In Saturday's dusk, a dozen or so people were watching him practice. He's the human metronome. A baby was fast asleep.
"Er-NAY!" a man suddenly bellowed, and the trance was broken.
Hilton Head during the week of the tournament is like New Orleans the week of Mardi Gras. Tiger, understandably, is on edge when drunks are around, but Ernie simply laughs, or at least that's what he did on Saturday night. His session ended, and he signed and he talked. Through 54 holes he was at 12 under, tied for second with Kevin Na, each a shot behind the leader, Jerry Kelly.
"This is big," Ernie said, an electronic Heritage leader board behind him.
He has won the U.S. Open twice, the British Open once, contended in so many others. He's won all over the world. He's the only true internationalist in the game today. Hilton Head is a nice Tour stop and not much more. Why would he say big?
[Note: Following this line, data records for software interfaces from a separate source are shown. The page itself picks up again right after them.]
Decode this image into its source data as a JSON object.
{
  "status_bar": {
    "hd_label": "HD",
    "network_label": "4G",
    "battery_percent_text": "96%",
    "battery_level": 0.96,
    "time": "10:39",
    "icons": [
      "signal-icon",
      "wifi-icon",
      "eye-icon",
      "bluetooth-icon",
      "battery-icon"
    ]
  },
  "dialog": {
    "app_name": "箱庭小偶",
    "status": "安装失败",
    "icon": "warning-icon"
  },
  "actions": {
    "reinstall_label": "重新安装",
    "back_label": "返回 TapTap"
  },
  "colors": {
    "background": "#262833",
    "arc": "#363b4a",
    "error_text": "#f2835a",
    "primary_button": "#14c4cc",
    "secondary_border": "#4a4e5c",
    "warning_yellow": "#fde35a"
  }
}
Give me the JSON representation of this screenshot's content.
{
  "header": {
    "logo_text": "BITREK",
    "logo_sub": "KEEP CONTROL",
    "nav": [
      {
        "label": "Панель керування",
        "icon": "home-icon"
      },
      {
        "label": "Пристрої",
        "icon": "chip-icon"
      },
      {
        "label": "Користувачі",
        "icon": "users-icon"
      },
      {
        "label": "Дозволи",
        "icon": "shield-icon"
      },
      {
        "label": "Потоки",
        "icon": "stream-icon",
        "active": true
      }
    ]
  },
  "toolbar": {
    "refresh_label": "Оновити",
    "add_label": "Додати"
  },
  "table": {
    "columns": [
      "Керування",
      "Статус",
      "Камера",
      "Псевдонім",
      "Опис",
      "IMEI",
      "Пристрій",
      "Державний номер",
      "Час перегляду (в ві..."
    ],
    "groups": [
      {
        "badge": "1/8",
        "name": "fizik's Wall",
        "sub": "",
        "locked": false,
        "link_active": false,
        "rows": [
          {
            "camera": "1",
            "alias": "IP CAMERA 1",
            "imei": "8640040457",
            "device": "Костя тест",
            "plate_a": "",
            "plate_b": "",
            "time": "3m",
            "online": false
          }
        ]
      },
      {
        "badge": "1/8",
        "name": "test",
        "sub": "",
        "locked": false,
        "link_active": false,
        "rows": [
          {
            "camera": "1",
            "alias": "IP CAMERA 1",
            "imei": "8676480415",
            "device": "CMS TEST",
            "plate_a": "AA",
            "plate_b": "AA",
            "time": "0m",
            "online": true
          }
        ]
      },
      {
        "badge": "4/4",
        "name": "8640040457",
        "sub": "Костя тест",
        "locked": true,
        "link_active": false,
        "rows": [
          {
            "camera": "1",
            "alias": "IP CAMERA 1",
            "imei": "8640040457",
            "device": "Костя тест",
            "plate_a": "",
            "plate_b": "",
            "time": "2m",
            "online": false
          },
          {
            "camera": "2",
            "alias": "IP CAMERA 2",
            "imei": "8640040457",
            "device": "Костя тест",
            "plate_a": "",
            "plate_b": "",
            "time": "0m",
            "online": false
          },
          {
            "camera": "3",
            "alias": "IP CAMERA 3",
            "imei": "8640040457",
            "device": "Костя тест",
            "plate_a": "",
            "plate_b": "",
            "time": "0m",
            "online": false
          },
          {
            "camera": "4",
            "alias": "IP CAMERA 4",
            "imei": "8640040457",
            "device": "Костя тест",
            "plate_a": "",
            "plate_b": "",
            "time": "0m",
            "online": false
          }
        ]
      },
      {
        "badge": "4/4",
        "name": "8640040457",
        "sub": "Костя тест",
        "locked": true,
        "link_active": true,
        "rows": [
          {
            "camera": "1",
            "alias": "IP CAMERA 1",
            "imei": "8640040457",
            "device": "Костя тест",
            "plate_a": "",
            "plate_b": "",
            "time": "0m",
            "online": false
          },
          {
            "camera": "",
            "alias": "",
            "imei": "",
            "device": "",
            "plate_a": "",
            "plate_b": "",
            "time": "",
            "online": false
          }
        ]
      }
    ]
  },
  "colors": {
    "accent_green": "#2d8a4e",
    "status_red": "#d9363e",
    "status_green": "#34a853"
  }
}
Whatever the outcome of the 2007 Heritage, Ernie's winding up in St. Augustine, in the Hall of Fame. How did Hilton Head get big?
It was big to Ernie because it showed that his rounds of 78 and 76 at Augusta were produced by some other golfer, the other Ernie, the one who never gets written about in the Monday papers. It's big because he hasn't won on the PGA Tour since October 2004. It's big because he wants to show that he can win with his new clubs, with Fitzgerald, with his surgically repaired knee, with Jos Vanstiphout and Bob Rotella in his head. It's big because he knows the deep truth in something that Tiger always says: You start with baby steps. The order is crawl, walk, run.